Appearance:

Chain pickerel are deep olive-green on the back, shading to a creamy yellow on the belly, with the back and anal fin about the same size and located far back on an elongated body. A distinct black chain-like or interwoven marking on the sides give them their name.

Habitat:

Found statewide, normally in vegetated lakes, swamps and backwaters of small to large rivers.

Behavior:

Spawning occurs in late winter to spring among heavy aquatic weed growth or flooded grasses, in water from a few inches deep to several feet deep. Large number of adhesive eggs are scattered over vegetation.

State Record:

6.96 lbs. Big Catch: 27 inches or 4 lbs.

Fishing Tips and Facts:

Chain pickerel are often encountered by bass anglers, especially while plug casting. They are good fighters, especially on light tackle. Productive lures include spinnerbaits, weedless spoons, surface plugs, crankbaits and jigs. Minnows are a reliable year-round bait. The white, flaky meat is good tasting, but quite bony.
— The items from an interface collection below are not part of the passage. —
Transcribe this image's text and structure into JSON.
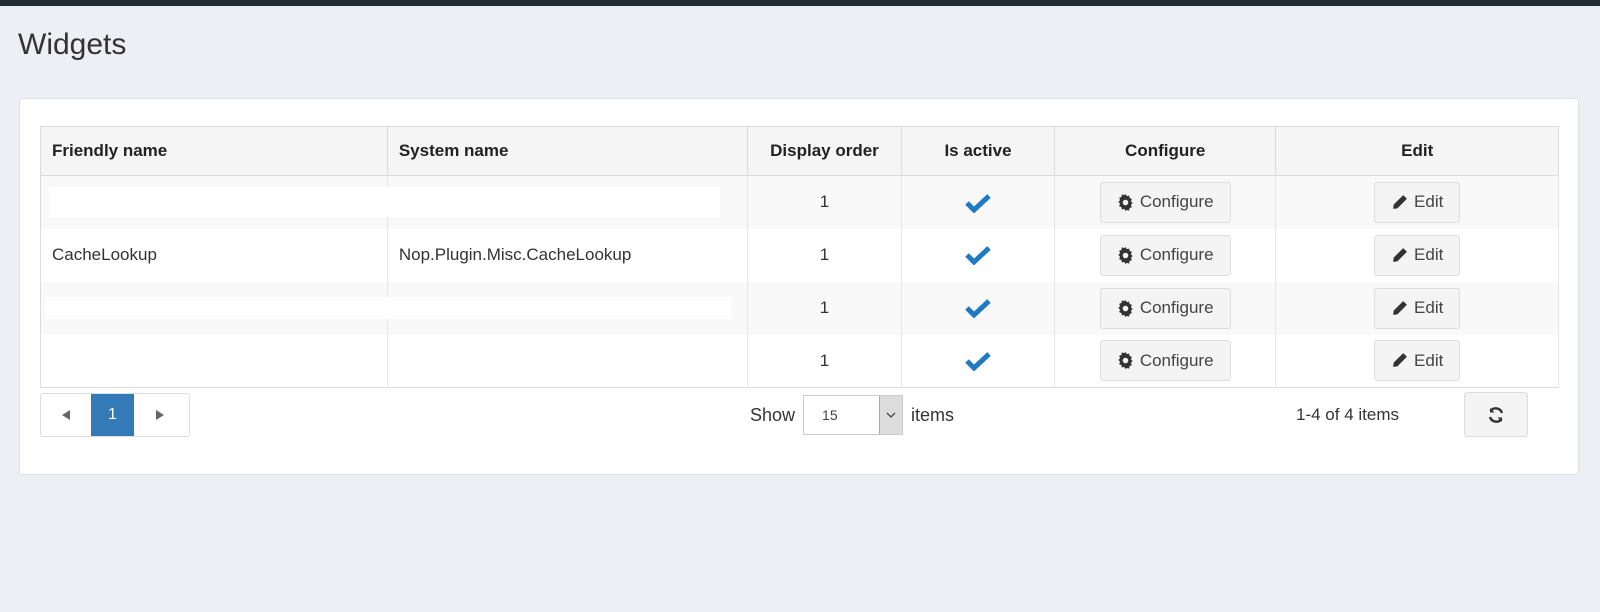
{
  "page": {
    "title": "Widgets"
  },
  "table": {
    "columns": [
      "Friendly name",
      "System name",
      "Display order",
      "Is active",
      "Configure",
      "Edit"
    ],
    "rows": [
      {
        "friendly_name": "",
        "system_name": "",
        "display_order": "1",
        "is_active": true
      },
      {
        "friendly_name": "CacheLookup",
        "system_name": "Nop.Plugin.Misc.CacheLookup",
        "display_order": "1",
        "is_active": true
      },
      {
        "friendly_name": "",
        "system_name": "",
        "display_order": "1",
        "is_active": true
      },
      {
        "friendly_name": "",
        "system_name": "",
        "display_order": "1",
        "is_active": true
      }
    ],
    "configure_label": "Configure",
    "edit_label": "Edit"
  },
  "pager": {
    "prev_icon": "caret-left-icon",
    "current_page": "1",
    "next_icon": "caret-right-icon"
  },
  "page_size": {
    "show_label": "Show",
    "value": "15",
    "items_label": "items"
  },
  "range_info": "1-4 of 4 items",
  "icons": {
    "check": "check-icon",
    "configure": "gear-icon",
    "edit": "pencil-icon",
    "refresh": "refresh-icon"
  },
  "colors": {
    "accent": "#337ab7",
    "check": "#1f7ac6",
    "topbar": "#222d32"
  }
}
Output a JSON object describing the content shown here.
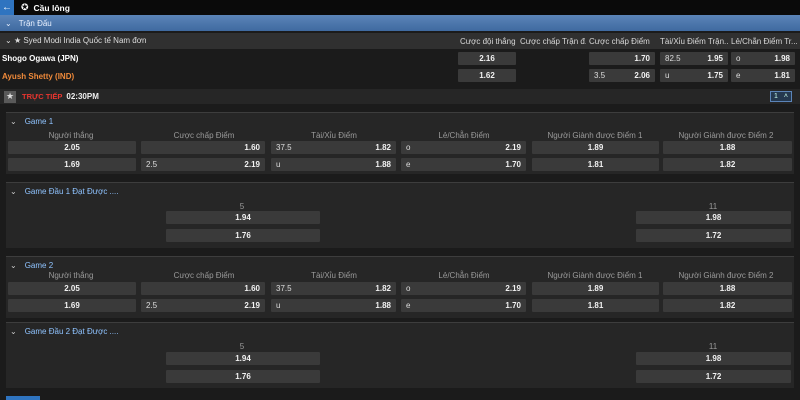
{
  "topbar": {
    "back_icon": "arrow-left-icon",
    "sport_icon": "shuttlecock-icon",
    "title": "Cầu lông"
  },
  "section": {
    "title": "Trận Đấu"
  },
  "league": {
    "name": "Syed Modi India Quốc tế Nam đơn",
    "columns": [
      "Cược đội thắng",
      "Cược chấp Trận đ...",
      "Cược chấp Điểm",
      "Tài/Xỉu Điểm Trận...",
      "Lẻ/Chẵn Điểm Tr..."
    ]
  },
  "teams": {
    "team1": "Shogo Ogawa (JPN)",
    "team2": "Ayush Shetty (IND)"
  },
  "match_odds": {
    "winner": [
      "2.16",
      "1.62"
    ],
    "point_handicap": [
      {
        "line": "",
        "odd": "1.70"
      },
      {
        "line": "3.5",
        "odd": "2.06"
      }
    ],
    "total": [
      {
        "line": "82.5",
        "odd": "1.95"
      },
      {
        "line": "u",
        "odd": "1.75"
      }
    ],
    "odd_even": [
      {
        "line": "o",
        "odd": "1.98"
      },
      {
        "line": "e",
        "odd": "1.81"
      }
    ]
  },
  "live": {
    "label": "TRỰC TIẾP",
    "time": "02:30PM",
    "count": "1"
  },
  "game1": {
    "title": "Game 1",
    "headers": [
      "Người thắng",
      "Cược chấp Điểm",
      "Tài/Xỉu Điểm",
      "Lẻ/Chẵn Điểm",
      "Người Giành được Điểm 1",
      "Người Giành được Điểm 2"
    ],
    "row1": {
      "c1": "2.05",
      "c2": "1.60",
      "c3l": "37.5",
      "c3": "1.82",
      "c4l": "o",
      "c4": "2.19",
      "c5": "1.89",
      "c6": "1.88"
    },
    "row2": {
      "c1": "1.69",
      "c2l": "2.5",
      "c2": "2.19",
      "c3l": "u",
      "c3": "1.88",
      "c4l": "e",
      "c4": "1.70",
      "c5": "1.81",
      "c6": "1.82"
    }
  },
  "game1_race": {
    "title": "Game Đầu 1 Đạt Được ....",
    "left_header": "5",
    "right_header": "11",
    "left": [
      "1.94",
      "1.76"
    ],
    "right": [
      "1.98",
      "1.72"
    ]
  },
  "game2": {
    "title": "Game 2",
    "headers": [
      "Người thắng",
      "Cược chấp Điểm",
      "Tài/Xỉu Điểm",
      "Lẻ/Chẵn Điểm",
      "Người Giành được Điểm 1",
      "Người Giành được Điểm 2"
    ],
    "row1": {
      "c1": "2.05",
      "c2": "1.60",
      "c3l": "37.5",
      "c3": "1.82",
      "c4l": "o",
      "c4": "2.19",
      "c5": "1.89",
      "c6": "1.88"
    },
    "row2": {
      "c1": "1.69",
      "c2l": "2.5",
      "c2": "2.19",
      "c3l": "u",
      "c3": "1.88",
      "c4l": "e",
      "c4": "1.70",
      "c5": "1.81",
      "c6": "1.82"
    }
  },
  "game2_race": {
    "title": "Game Đầu 2 Đạt Được ....",
    "left_header": "5",
    "right_header": "11",
    "left": [
      "1.94",
      "1.76"
    ],
    "right": [
      "1.98",
      "1.72"
    ]
  }
}
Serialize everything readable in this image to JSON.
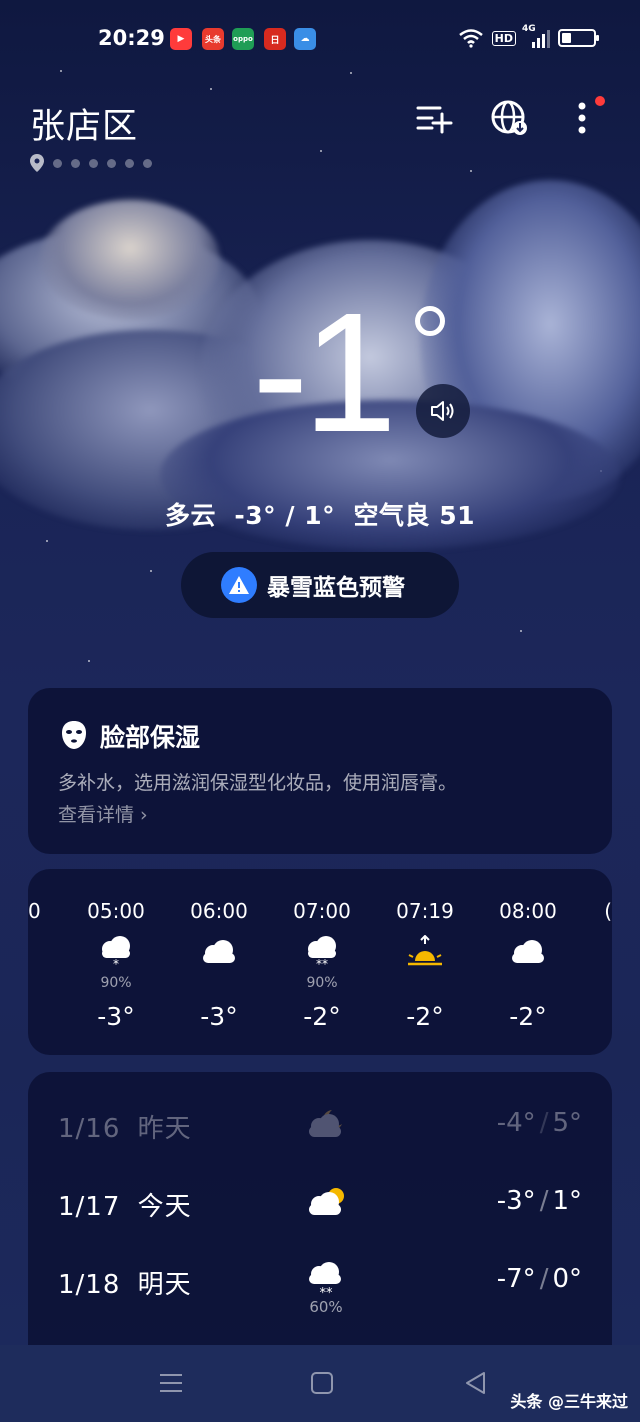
{
  "status_bar": {
    "time": "20:29",
    "app_badges": [
      {
        "name": "video-app-icon",
        "text": "",
        "color": "#ff3b3b"
      },
      {
        "name": "toutiao-app-icon",
        "text": "头条",
        "color": "#e83a2e"
      },
      {
        "name": "oppo-app-icon",
        "text": "oppo",
        "color": "#1f9d55"
      },
      {
        "name": "bank-app-icon",
        "text": "日",
        "color": "#d72a1f"
      },
      {
        "name": "weather-app-icon",
        "text": "",
        "color": "#3a8ee6"
      }
    ],
    "network": "4G",
    "hd_label": "HD",
    "battery_level": 0.3
  },
  "header": {
    "city": "张店区",
    "location_dots": 7,
    "icons": [
      "add-city-icon",
      "globe-icon",
      "more-icon"
    ],
    "has_notification": true
  },
  "current": {
    "temperature": "-1",
    "degree_symbol": "°",
    "summary": "多云  -3° / 1°  空气良 51"
  },
  "alert": {
    "label": "暴雪蓝色预警",
    "color": "#2f7dff"
  },
  "tip": {
    "icon": "face-mask-icon",
    "title": "脸部保湿",
    "description": "多补水，选用滋润保湿型化妆品，使用润唇膏。",
    "link": "查看详情 ›"
  },
  "hourly": [
    {
      "time": "05:00",
      "icon": "snow-icon",
      "pop": "90%",
      "temp": "-3°"
    },
    {
      "time": "06:00",
      "icon": "cloudy-icon",
      "pop": "",
      "temp": "-3°"
    },
    {
      "time": "07:00",
      "icon": "heavy-snow-icon",
      "pop": "90%",
      "temp": "-2°"
    },
    {
      "time": "07:19",
      "icon": "sunrise-icon",
      "pop": "",
      "temp": "-2°"
    },
    {
      "time": "08:00",
      "icon": "cloudy-icon",
      "pop": "",
      "temp": "-2°"
    }
  ],
  "daily": [
    {
      "date": "1/16",
      "label": "昨天",
      "icon": "cloudy-night-icon",
      "pop": "",
      "low": "-4°",
      "high": "5°",
      "past": true
    },
    {
      "date": "1/17",
      "label": "今天",
      "icon": "partly-cloudy-icon",
      "pop": "",
      "low": "-3°",
      "high": "1°",
      "past": false
    },
    {
      "date": "1/18",
      "label": "明天",
      "icon": "heavy-snow-icon",
      "pop": "60%",
      "low": "-7°",
      "high": "0°",
      "past": false
    }
  ],
  "watermark": "头条 @三牛来过"
}
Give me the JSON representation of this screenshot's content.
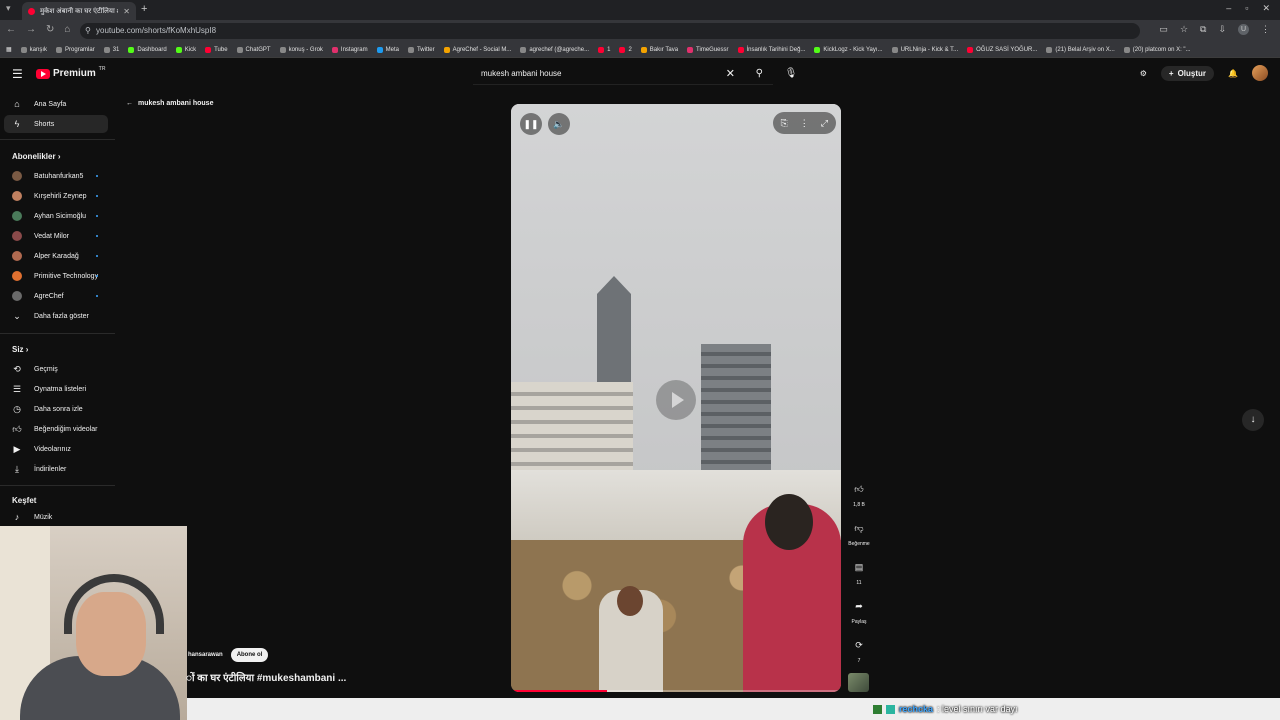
{
  "browser": {
    "tab_title": "मुकेश अंबानी का घर एंटीलिया #m...",
    "url": "youtube.com/shorts/fKoMxhUspI8",
    "profile_initial": "U",
    "bookmarks": [
      {
        "label": "kanşık",
        "icon": "folder-icon",
        "color": "#888888"
      },
      {
        "label": "Programlar",
        "icon": "folder-icon",
        "color": "#888888"
      },
      {
        "label": "31",
        "icon": "folder-icon",
        "color": "#888888"
      },
      {
        "label": "Dashboard",
        "icon": "kick-icon",
        "color": "#53fc18"
      },
      {
        "label": "Kick",
        "icon": "kick-icon",
        "color": "#53fc18"
      },
      {
        "label": "Tube",
        "icon": "youtube-icon",
        "color": "#ff0033"
      },
      {
        "label": "ChatGPT",
        "icon": "chatgpt-icon",
        "color": "#888888"
      },
      {
        "label": "konuş - Grok",
        "icon": "grok-icon",
        "color": "#888888"
      },
      {
        "label": "Instagram",
        "icon": "instagram-icon",
        "color": "#e1306c"
      },
      {
        "label": "Meta",
        "icon": "meta-icon",
        "color": "#1d9bf0"
      },
      {
        "label": "Twitter",
        "icon": "x-icon",
        "color": "#888888"
      },
      {
        "label": "AgreChef - Social M...",
        "icon": "agrechef-icon",
        "color": "#f4a300"
      },
      {
        "label": "agrechef (@agreche...",
        "icon": "tiktok-icon",
        "color": "#888888"
      },
      {
        "label": "1",
        "icon": "youtube-icon",
        "color": "#ff0033"
      },
      {
        "label": "2",
        "icon": "youtube-icon",
        "color": "#ff0033"
      },
      {
        "label": "Bakır Tava",
        "icon": "site-icon",
        "color": "#f4a300"
      },
      {
        "label": "TimeGuessr",
        "icon": "site-icon",
        "color": "#e1306c"
      },
      {
        "label": "İnsanlık Tarihini Değ...",
        "icon": "youtube-icon",
        "color": "#ff0033"
      },
      {
        "label": "KickLogz - Kick Yayı...",
        "icon": "kick-icon",
        "color": "#53fc18"
      },
      {
        "label": "URLNinja - Kick & T...",
        "icon": "site-icon",
        "color": "#888888"
      },
      {
        "label": "OĞUZ SASİ YOĞUR...",
        "icon": "youtube-icon",
        "color": "#ff0033"
      },
      {
        "label": "(21) Belal Arşiv on X...",
        "icon": "x-icon",
        "color": "#888888"
      },
      {
        "label": "(20) platcom on X: \"...",
        "icon": "x-icon",
        "color": "#888888"
      }
    ]
  },
  "header": {
    "logo_text": "Premium",
    "logo_tm": "TR",
    "search_value": "mukesh ambani house",
    "create_label": "Oluştur"
  },
  "sidebar": {
    "home": "Ana Sayfa",
    "shorts": "Shorts",
    "subs_heading": "Abonelikler",
    "subscriptions": [
      "Batuhanfurkan5",
      "Kırşehirli Zeynep",
      "Ayhan Sicimoğlu",
      "Vedat Milor",
      "Alper Karadağ",
      "Primitive Technology",
      "AgreChef"
    ],
    "show_more": "Daha fazla göster",
    "you_heading": "Siz",
    "you_items": [
      {
        "label": "Geçmiş",
        "icon": "history-icon"
      },
      {
        "label": "Oynatma listeleri",
        "icon": "playlists-icon"
      },
      {
        "label": "Daha sonra izle",
        "icon": "watch-later-icon"
      },
      {
        "label": "Beğendiğim videolar",
        "icon": "liked-icon"
      },
      {
        "label": "Videolarınız",
        "icon": "your-videos-icon"
      },
      {
        "label": "İndirilenler",
        "icon": "download-icon"
      }
    ],
    "explore_heading": "Keşfet",
    "explore_items": [
      {
        "label": "Müzik",
        "icon": "music-icon"
      }
    ]
  },
  "shorts": {
    "back_title": "mukesh ambani house",
    "channel": "hansarawan",
    "subscribe_label": "Abone ol",
    "title": "ों का घर एंटीलिया #mukeshambani ...",
    "progress": 0.29,
    "likes": "1,8 B",
    "dislike_label": "Beğenme",
    "comments": "11",
    "share_label": "Paylaş",
    "remix": "7"
  },
  "overlay": {
    "chat_user": "rechcka",
    "chat_message": ": level sınırı var dayı"
  },
  "colors": {
    "accent": "#ff0033",
    "bg": "#0f0f0f",
    "link": "#3ea6ff"
  }
}
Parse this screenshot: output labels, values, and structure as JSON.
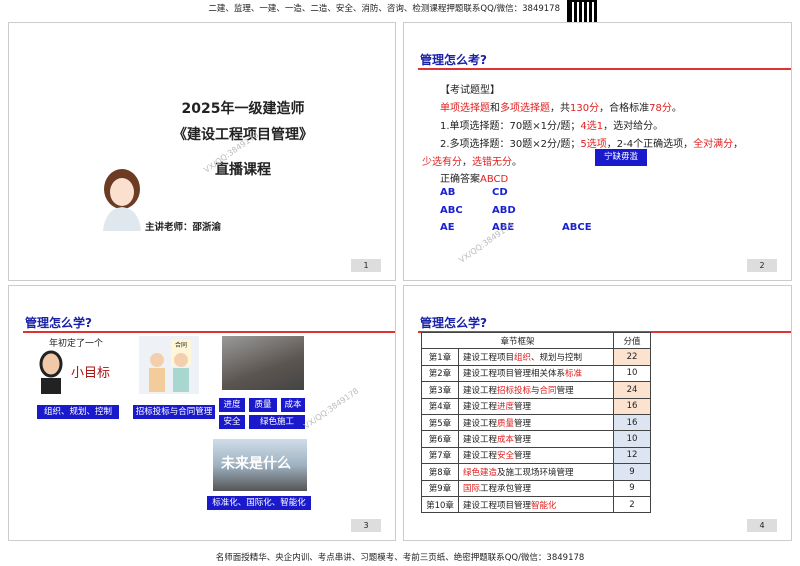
{
  "header": {
    "text": "二建、监理、一建、一造、二造、安全、消防、咨询、检测课程押题联系QQ/微信：3849178"
  },
  "footer": {
    "text": "名师面授精华、央企内训、考点串讲、习题模考、考前三页纸、绝密押题联系QQ/微信：3849178"
  },
  "watermark": "VX/QQ:3849178",
  "slide1": {
    "line1": "2025年一级建造师",
    "line2": "《建设工程项目管理》",
    "line3": "直播课程",
    "teacher": "主讲老师：邵浙渝",
    "page": "1"
  },
  "slide2": {
    "title": "管理怎么考?",
    "type_label": "【考试题型】",
    "l1": [
      "单项选择题",
      "和",
      "多项选择题",
      "，共",
      "130分",
      "，合格标准",
      "78分",
      "。"
    ],
    "l2": [
      "1.单项选择题：70题×1分/题；",
      "4选1",
      "，选对给分。"
    ],
    "l3": [
      "2.多项选择题：30题×2分/题；",
      "5选项",
      "，2-4个正确选项，",
      "全对满分",
      "，"
    ],
    "l4": [
      "少选有分",
      "，",
      "选错无分",
      "。"
    ],
    "button": "宁缺毋滥",
    "answer": [
      "正确答案",
      "ABCD"
    ],
    "options": [
      "AB",
      "CD",
      "ABC",
      "ABD",
      "AE",
      "ABE",
      "ABCE"
    ],
    "page": "2"
  },
  "slide3": {
    "title": "管理怎么学?",
    "img1_caption": "年初定了一个",
    "img1_text": "小目标",
    "img2_text": "合同",
    "img4_text": "未来是什么",
    "tags": [
      "组织、规划、控制",
      "招标投标与合同管理",
      "进度",
      "质量",
      "成本",
      "安全",
      "绿色施工",
      "标准化、国际化、智能化"
    ],
    "page": "3"
  },
  "slide4": {
    "title": "管理怎么学?",
    "headers": [
      "章节框架",
      "分值"
    ],
    "rows": [
      {
        "ch": "第1章",
        "parts": [
          "建设工程项目",
          "组织",
          "、规划与控制"
        ],
        "score": "22",
        "bg": "#fbe3d0"
      },
      {
        "ch": "第2章",
        "parts": [
          "建设工程项目管理相关体系",
          "标准",
          ""
        ],
        "score": "10",
        "bg": "#fff"
      },
      {
        "ch": "第3章",
        "parts": [
          "建设工程",
          "招标投标",
          "与",
          "合同",
          "管理"
        ],
        "score": "24",
        "bg": "#fbe3d0"
      },
      {
        "ch": "第4章",
        "parts": [
          "建设工程",
          "进度",
          "管理"
        ],
        "score": "16",
        "bg": "#fbe3d0"
      },
      {
        "ch": "第5章",
        "parts": [
          "建设工程",
          "质量",
          "管理"
        ],
        "score": "16",
        "bg": "#dde4f2"
      },
      {
        "ch": "第6章",
        "parts": [
          "建设工程",
          "成本",
          "管理"
        ],
        "score": "10",
        "bg": "#dde4f2"
      },
      {
        "ch": "第7章",
        "parts": [
          "建设工程",
          "安全",
          "管理"
        ],
        "score": "12",
        "bg": "#dde4f2"
      },
      {
        "ch": "第8章",
        "parts": [
          "",
          "绿色建造",
          "及施工现场环境管理"
        ],
        "score": "9",
        "bg": "#dde4f2"
      },
      {
        "ch": "第9章",
        "parts": [
          "",
          "国际",
          "工程承包管理"
        ],
        "score": "9",
        "bg": "#fff"
      },
      {
        "ch": "第10章",
        "parts": [
          "建设工程项目管理",
          "智能化",
          ""
        ],
        "score": "2",
        "bg": "#fff"
      }
    ],
    "page": "4"
  }
}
Additional Information:


Image Credit: Duane Raver, Jr.



FWC Facts:
Spring and summer are the best times to listen for the elusive 5-inch Bachman's sparrow. Their song begins with a loud, clear whistle followed by an extended trill.

Learn More at AskFWC